  • In Marshall County, Patricia Lindsay of Chapel Hill received six years judicial diversion and was ordered to repay a total of $37,070.96. She was charged in May of this year with failing to disclose her income to the state in order to illegally obtain TennCare benefits. District Attorney General Robert Carter prosecuted this case.
  • Carla A. Gonzalez of Clarksville received two years judicial diversion and was ordered to repay the state a total of $12,273.00. She was charged in October of 2016 with obtaining TennCare healthcare insurance by claiming a minor child as a dependent; otherwise, she would not have been eligible for TennCare. District Attorney General John W. Carney prosecuted this case.
  • Tasha Isaac of Chattanooga received six years state probation and is ordered to repay the state $18,000. She was charged in July of last year with not fully reporting her income to the state in order to obtain TennCare benefits. The judge also ordered supervised state probation until restitution is paid in full, a special condition. District Attorney General Neal Pinkston prosecuted this case.

The OIG, which is separate from TennCare, began full operation in February 2005 and has investigated cases leading to more than $3 million being repaid to TennCare, with a total estimated cost avoidance of more than $163.6 million for TennCare, according to latest figures. To date, 2,889 people have been charged with TennCare fraud.

Through the OIG Cash for Tips Program established by the Legislature, Tennesseans can get cash rewards for TennCare fraud tips that lead to convictions. Anyone can report suspected TennCare fraud by calling 1-800-433-3982 toll-free from anywhere in Tennessee, or visit the website and follow the prompts that read “Report TennCare Fraud.”

Putnam Co. Woman Charged with TennCare Drug Fraud

Friday, July 14, 2017

NASHVILLE, Tenn. – A middle Tennessee woman is charged with TennCare fraud involving the sale of prescription drugs which were obtained through TennCare benefits.

The Office of Inspector General (OIG) today announced the arrest of Kimberly Ann Smith, 31, of Cookeville, after a joint investigation with the Baxter Police Department.

Smith is charged with TennCare fraud for allegedly obtaining a prescription for the painkiller Oxycodone during a clinical visit paid for by TennCare, and later selling a portion of the drugs.

“We are working with municipal and county police officers across the state, as they often discover a connection to TennCare during local drug investigations,” Inspector General Manny Tyndall said.  “Local police are clearly committed to eliminating prescription drug abuse, and we’re doing our part to stop abusers who are supporting this lifestyle with TennCare.”

District Attorney General Bryant C. Dunaway is prosecuting. TennCare fraud is now a Class D felony punishable by up to four years in prison per charge.

The OIG, which is separate from TennCare, began full operation in February 2005 and has investigated cases leading to more than $3 million being repaid to TennCare, with a total estimated cost avoidance of more than $163.6 million for TennCare, according to latest figures. To date, 2,871 people have been charged with TennCare fraud.

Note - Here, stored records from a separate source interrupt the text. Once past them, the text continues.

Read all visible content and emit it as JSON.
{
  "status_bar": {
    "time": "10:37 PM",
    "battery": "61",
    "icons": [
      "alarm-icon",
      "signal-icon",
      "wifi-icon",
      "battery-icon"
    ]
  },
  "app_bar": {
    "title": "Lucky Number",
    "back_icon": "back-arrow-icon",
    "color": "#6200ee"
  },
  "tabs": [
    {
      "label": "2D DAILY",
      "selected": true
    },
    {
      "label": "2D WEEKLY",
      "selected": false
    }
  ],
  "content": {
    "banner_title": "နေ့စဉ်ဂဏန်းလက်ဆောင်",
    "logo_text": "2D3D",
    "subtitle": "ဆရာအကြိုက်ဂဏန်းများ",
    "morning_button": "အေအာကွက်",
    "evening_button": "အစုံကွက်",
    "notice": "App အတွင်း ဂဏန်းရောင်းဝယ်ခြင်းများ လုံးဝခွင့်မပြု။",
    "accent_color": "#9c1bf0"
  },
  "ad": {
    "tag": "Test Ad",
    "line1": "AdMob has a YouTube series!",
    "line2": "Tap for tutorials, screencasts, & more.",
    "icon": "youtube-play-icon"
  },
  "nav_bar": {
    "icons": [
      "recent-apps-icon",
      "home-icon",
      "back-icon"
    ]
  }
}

Through the OIG Cash for Tips Program established by the Legislature, Tennesseans can get cash rewards for TennCare fraud tips that lead to convictions. Anyone can report suspected TennCare fraud by calling 1-800-433-3982 toll-free from anywhere in Tennessee, or visit the website and follow the prompts that read “Report TennCare Fraud.”